When I was old enough to understand that Mom had once had a horse of her own, two things happened. I threw a fit because I wanted to know WHY on earth those horses were not STILL around for me to enjoy, and I was insanely jealous. This wasn't just when I was little: the latter feeling at least lingered well into my teenage years. Of course I figured out eventually that poor Blackie and Firefly would have been rather long in tooth by the time I was a kid. Not that that would have bothered me... any equine was better than none, in my book.

So back to the little kid, moseying around under the pines in Florida on a long-suffering pony. I'm glad to see the little horse was in good weight and looked well-groomed. As you can see, I'm quite focused on the pony and not on my mom. Somewhere in my young brain, a few things must have registered:

1) This is FUN.
2) I feel right at home on this critter.
3) I can DO this.

And thus was born a Rider.

Wednesday, January 5, 2011


I have thought about starting a blog for a very long time. I've been reading other people's blogs for almost four years now, and really enjoy them. Some are better than others, so I've gotten a pretty good idea of what I like and what I don't. An interesting topic? Perfect. Humor? Awesome. Photos? Good idea. Good grammar and spelling? Definitely. I am a huge reader and have no patience anymore with bad writing, much less bad grammar and spelling (I say that knowing that I undoubtedly will make my own mistakes here!).

Anyway, the right thing for me hadn't quite gelled - until today. I was driving down the road that I like to think of as my own personal "Highway to Heaven," because it's the road I take to my friend's little farm. It's a lovely, hilly country road, only a few miles from my own road and the true 'burbs, but the minute I turn on it something happens. I feel a weight lift, and my everyday thoughts and burdens begin to float away. "I'm going to RIDE now, and that is SO GOOD. I will be in the company of my dear friend, and get to touch and look at and be with and feel that marvelous creature known as HORSE. All is well."

Beyond that overriding "feel good" thought train, I had a few other things floating around in my head at the same time this morning. My friend's blog (Does she still have it? She's a writer, too.), the temperature (very cold), the book I'm currently reading ("The Help" - highly recommended!), and roads (as in how scary my "highway" actually is to navigate, with no shoulders). Hmmm.... let's see... reading....blogs.... roads.... horses... riding....

WHAM. It hit me. Why not write about my life, as a rider? The road I have followed to where I am now in my equestrian career? Riding is a thread that has been constant and woven throughout my life, and is a central part of who I am. My riding pal is probably tired of hearing all my stories but hopefully there are other people out there who might be interested, or have followed a similar path, or who might wonder why the heck a middle-aged lady can be transformed into a blubbering wreck by simply viewing a video of a red horse galloping in a field. (That would be Secretariat... sometimes I'm not too original.)
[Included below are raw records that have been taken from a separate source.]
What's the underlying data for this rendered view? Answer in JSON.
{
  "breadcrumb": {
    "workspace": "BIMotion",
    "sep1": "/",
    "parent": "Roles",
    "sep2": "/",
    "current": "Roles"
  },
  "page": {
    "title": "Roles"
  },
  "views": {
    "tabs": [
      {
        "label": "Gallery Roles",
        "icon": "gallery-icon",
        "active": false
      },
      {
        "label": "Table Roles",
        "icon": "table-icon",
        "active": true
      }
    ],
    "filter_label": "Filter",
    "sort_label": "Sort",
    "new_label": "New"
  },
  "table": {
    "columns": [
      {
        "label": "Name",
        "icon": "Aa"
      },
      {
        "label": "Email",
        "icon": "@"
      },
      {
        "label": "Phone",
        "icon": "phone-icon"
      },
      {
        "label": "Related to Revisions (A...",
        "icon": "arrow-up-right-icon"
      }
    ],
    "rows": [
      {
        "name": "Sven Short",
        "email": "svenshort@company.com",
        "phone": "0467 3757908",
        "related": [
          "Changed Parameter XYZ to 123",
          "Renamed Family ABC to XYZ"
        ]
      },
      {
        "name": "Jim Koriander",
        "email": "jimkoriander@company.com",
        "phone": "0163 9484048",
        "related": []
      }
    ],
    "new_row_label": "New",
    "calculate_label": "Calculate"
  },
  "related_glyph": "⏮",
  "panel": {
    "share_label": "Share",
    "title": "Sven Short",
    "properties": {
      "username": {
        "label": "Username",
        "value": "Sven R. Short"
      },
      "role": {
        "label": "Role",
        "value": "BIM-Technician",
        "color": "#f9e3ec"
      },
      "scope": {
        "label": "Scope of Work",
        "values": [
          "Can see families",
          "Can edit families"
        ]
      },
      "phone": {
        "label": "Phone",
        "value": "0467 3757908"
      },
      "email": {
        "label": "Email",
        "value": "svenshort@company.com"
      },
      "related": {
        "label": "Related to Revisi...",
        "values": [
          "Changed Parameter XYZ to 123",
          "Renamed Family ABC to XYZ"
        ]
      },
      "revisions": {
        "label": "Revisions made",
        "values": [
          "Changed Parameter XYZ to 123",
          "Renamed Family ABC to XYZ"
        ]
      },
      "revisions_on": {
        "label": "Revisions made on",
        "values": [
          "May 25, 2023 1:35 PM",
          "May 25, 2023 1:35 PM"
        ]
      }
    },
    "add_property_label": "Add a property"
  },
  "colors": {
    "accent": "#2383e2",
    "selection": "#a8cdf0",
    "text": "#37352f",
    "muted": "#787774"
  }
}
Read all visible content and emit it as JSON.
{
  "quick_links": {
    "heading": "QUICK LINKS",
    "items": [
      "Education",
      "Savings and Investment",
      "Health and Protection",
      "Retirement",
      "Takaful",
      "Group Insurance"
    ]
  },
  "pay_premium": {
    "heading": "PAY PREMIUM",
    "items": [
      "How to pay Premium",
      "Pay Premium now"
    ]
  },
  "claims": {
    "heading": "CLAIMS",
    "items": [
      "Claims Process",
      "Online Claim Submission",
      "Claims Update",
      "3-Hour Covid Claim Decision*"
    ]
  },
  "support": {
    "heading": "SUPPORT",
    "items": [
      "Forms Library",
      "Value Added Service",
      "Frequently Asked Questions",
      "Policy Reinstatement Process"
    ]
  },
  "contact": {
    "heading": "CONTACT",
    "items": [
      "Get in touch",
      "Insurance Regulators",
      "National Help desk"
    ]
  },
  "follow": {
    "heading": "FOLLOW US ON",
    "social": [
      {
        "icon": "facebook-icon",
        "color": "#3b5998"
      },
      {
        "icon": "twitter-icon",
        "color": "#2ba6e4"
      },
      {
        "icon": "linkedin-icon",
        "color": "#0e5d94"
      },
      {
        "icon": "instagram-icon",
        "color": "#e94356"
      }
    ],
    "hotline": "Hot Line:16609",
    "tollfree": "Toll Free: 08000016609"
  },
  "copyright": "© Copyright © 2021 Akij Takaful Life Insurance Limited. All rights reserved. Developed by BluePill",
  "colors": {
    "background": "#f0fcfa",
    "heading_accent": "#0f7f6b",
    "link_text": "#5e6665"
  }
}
I'm going to start at the beginning, of course, with a memory that does not exist. Just a photograph...